The following keeps shifting the ground beneath the audience with multiple threads, somehow linked to that bag. Characters interact in highly physical ways that range from comic chase scenes to a tense battle of wills. They effuse individuality: Tim Sneddon has facial expressions worthy of an Aardman animated film and Grace Cummings is a chimera of black cat and Russian Spy as she stalks the stage.
The world shifts into a meta-theatrical orbit as Harris expresses thoughts on the show, earning the laugher of recognition from the audience. In-jokes about actor processes and stereotypes continue to undermine the earlier drama. Director Alex Talamo deserves credit for ensuring motifs are established while still keeping the action crisply moving.
At this point, if you are even slightly interested, stop reading and go. Although the fringe is nearly finished, I’m sure there’ll be another chance to see the collective. You can always come back to read the rest of my thoughts, without polluting your experience with my theories of subterrainian meanings.
The piece doesn’t give away much early as it just seems odd, for example, the “workers” are routinely required to pose as they go about their duties. The appearance of a character composed only of a suit jacket and hat is the turning point in this piece. Skillfully animated by Fee, it subdues the cast one by one, converting them to similar dress as they continue their work.
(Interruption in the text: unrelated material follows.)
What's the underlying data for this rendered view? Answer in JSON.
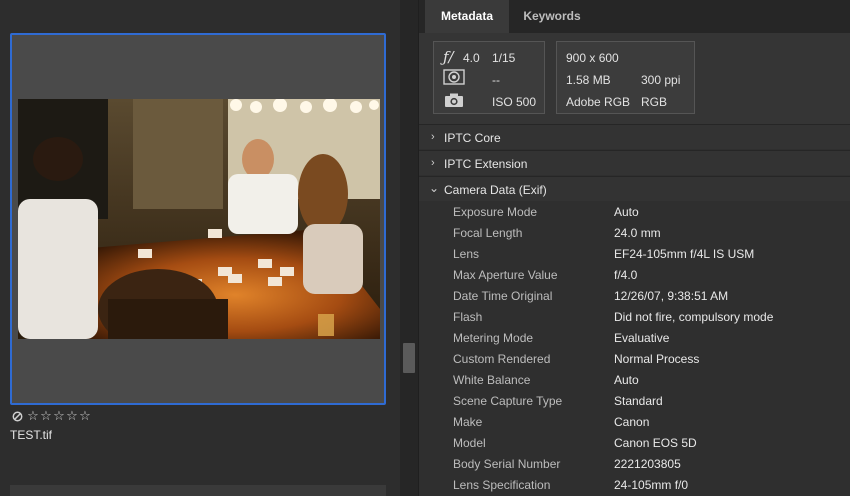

The ending, where the quirks of characters are amplified to extreme levels as they remain trapped in their cycle of bucket transportation, made me wonder if the collective are having a “dig” at the conservatism of sectors of the entertainment industry – maybe Australian tv? – where artists adopt a business-type uniform and it’s easier to give the public something they’re already familiar with than put effort into developing new product.
No one could accuse DIG of ripping off what’s gone before. This highly entertaining show works through discipline and precision. In their manifesto, the DIG collective reserve the right to do the stupidest things. They may be stupid at times, but their show is certainly not dumb.